Healthcare technology continues to improve outcomes and productivity while advancing processes and practices. Most importantly, it promises to improve population health management strategies and enhance the quality of care, impacting patient experience and outcomes.
Over the past two years, the COVID-19 pandemic forced a change in how businesses operate across all industries, and healthcare was no exception. In response, the healthcare sector quickly adapted and looked to technology to face the challenges of COVID-19 and the needs of patients and providers more efficiently. As a result, the industry is seeing a boom in these 5 modern technologies that are shaping the future of preventive health:
- Alternative medical testing options
- Innovations in remote patient monitoring
- Artificial intelligence (AI)
- Building upon personalized care
- Social Determinants of Health and the expanding use of online assessment tools
Pandemic Paves the Way for Alternative Methods for Care
Driven by social distancing and the fear of in-person appointments due to Covid, patients are turning to alternative options for routine preventive care to limit their exposure to the virus. This has caused a rise in the demand for:
Telehealth – Online video sharing and communication through a web browser or downloaded application with live doctors for diagnosing conditions and providing treatment plans.
At-home test kits – Applications to support the process for ordering, payment, and sharing of results for at-home test kits (e.g., non-invasive fingerstick, covid tests)
Pharmacy Point of Care Portals – Digital tools to support the evolving role of pharmacists for scheduling, messaging, and capturing and delivery of results from drive-thru or on-site point-of-care tests and vaccinations.
Demand for these emerging technologies remains high in 2022 driven by convenience and as the nation sees an uptick in the number of remote workers. Wellness programs are starting to adopt these care models as alternatives for onsite screenings and in-person health fairs; requiring wellness platforms to provide the capability to manage data from and integrate with these applications.
Increase in Remote Patient Monitoring
Wearable health care devices have recently skyrocketed in popularity. The Business Research Company states, “Intelligent wearable sensors promote the transformation of healthcare from a traditional hospital-centered model to a personal portable device-centered model.” The wearable device market includes a variety of in-home health tech that will analyze physiological data over time, including heart and respiration rates, blood pressure, temperature, and sleep activities. Individuals suffering from chronic diseases such as diabetes and high blood pressure can rely on these wearable devices to provide convenient access to real-time data at any time to improve the management and monitoring of their cardiovascular function.

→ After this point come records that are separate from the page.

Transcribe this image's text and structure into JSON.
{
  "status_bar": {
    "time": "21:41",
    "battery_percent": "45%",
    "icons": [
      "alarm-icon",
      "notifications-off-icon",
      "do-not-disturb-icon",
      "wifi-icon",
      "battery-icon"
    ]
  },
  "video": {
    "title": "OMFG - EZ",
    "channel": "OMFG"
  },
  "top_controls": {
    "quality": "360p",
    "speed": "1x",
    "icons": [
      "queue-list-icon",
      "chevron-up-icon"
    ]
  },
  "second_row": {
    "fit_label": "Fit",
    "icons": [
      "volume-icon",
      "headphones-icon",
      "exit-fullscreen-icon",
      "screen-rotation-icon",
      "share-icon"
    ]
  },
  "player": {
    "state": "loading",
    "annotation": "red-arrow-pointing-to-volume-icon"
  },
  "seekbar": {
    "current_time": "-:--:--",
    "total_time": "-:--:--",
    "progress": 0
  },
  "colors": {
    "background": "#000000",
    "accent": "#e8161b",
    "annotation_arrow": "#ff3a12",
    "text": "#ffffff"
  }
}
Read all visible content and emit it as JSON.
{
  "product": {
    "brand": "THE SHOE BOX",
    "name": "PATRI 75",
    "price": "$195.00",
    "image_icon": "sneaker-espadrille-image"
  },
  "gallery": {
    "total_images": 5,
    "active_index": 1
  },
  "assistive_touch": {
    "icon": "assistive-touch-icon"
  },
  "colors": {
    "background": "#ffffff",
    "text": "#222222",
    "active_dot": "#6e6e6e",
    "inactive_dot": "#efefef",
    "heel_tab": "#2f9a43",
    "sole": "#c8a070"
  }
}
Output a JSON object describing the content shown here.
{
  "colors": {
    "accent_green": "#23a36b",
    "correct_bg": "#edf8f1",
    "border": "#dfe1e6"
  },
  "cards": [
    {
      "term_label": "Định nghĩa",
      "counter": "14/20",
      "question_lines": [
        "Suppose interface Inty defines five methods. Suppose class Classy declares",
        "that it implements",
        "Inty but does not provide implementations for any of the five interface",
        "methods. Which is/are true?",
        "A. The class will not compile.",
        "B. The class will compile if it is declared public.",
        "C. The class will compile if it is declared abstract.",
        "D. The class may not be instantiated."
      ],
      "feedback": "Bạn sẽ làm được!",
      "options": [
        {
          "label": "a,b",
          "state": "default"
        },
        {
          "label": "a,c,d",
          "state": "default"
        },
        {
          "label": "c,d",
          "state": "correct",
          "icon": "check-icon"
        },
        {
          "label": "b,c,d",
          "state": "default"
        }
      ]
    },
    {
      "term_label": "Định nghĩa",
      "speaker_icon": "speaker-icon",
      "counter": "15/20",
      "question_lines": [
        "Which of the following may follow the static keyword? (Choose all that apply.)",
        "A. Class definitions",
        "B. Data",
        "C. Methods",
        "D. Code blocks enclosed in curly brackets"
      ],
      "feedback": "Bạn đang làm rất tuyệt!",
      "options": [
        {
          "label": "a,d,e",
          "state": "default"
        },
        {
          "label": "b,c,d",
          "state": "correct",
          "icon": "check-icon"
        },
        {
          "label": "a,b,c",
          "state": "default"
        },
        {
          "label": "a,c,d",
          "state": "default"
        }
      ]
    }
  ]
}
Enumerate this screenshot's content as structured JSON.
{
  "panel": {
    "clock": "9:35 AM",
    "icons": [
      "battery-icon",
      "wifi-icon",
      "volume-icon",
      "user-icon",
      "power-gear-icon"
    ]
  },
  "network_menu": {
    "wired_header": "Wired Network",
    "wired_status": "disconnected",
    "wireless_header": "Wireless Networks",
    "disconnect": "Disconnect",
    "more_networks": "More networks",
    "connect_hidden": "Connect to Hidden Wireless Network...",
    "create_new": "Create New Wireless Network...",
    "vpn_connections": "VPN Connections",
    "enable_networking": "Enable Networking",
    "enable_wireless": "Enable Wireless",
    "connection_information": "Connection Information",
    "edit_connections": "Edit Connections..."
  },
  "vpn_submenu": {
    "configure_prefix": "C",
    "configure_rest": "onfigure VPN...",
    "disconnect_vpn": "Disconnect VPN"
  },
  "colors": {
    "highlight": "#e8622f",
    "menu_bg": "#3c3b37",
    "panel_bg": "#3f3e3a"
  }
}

Acceleration in Artificial Intelligence (AI)
Although the use of AI or artificial intelligence is not new in healthcare, the development of this type of technology in healthcare has accelerated significantly in recent years. AI is beneficial in many ways, including developing new pharmaceuticals, triaging, and orientating patients, computer-assisted surgery, or improving diagnosis processes through virtual assistants. AI technologies are used to collect, analyze, and utilize data to automate specific recurring tasks and allow clinical teams to focus on tasks with higher value.
Personalized Care Takes on a New Meaning
Personalization continues to be a topic of interest as health professionals become increasingly aware that healthcare isn’t a one-size-fits-all approach. Modern technology allows for a far more personalized approach.
In 2022, we are seeing increasing importance and heightened demand for smarter technology that bases health recommendations on the person’s interests, medical history, goals, and health risks. Using patient portals to interact with, nudge, and target patients with personalized messaging to take preventive action and share results have increased dramatically. These advances will enable care teams to make value-based health care possible. Health prevention programs continue to make strides toward a more personalized user experience to improve outcomes and influence member engagement.
Social Determinants of Health (SDOH) Steals the Spotlight
In 2022, healthcare providers have considered SDOH with greater attention and evaluate patients’ medical histories more broadly, considering factors such as housing insecurity, food insecurity, social support, and safety. Providers are extending the use of the data collected from tools like an online assessment to share SDOH and other health risk data across the care model. By incorporating measures and improvement activities that promote more equitable care and outcomes based on patients’ SDOH predisposition to certain diseases, care teams will shift from symptom management to prediction and prevention to stop adverse health conditions and reduce expenses.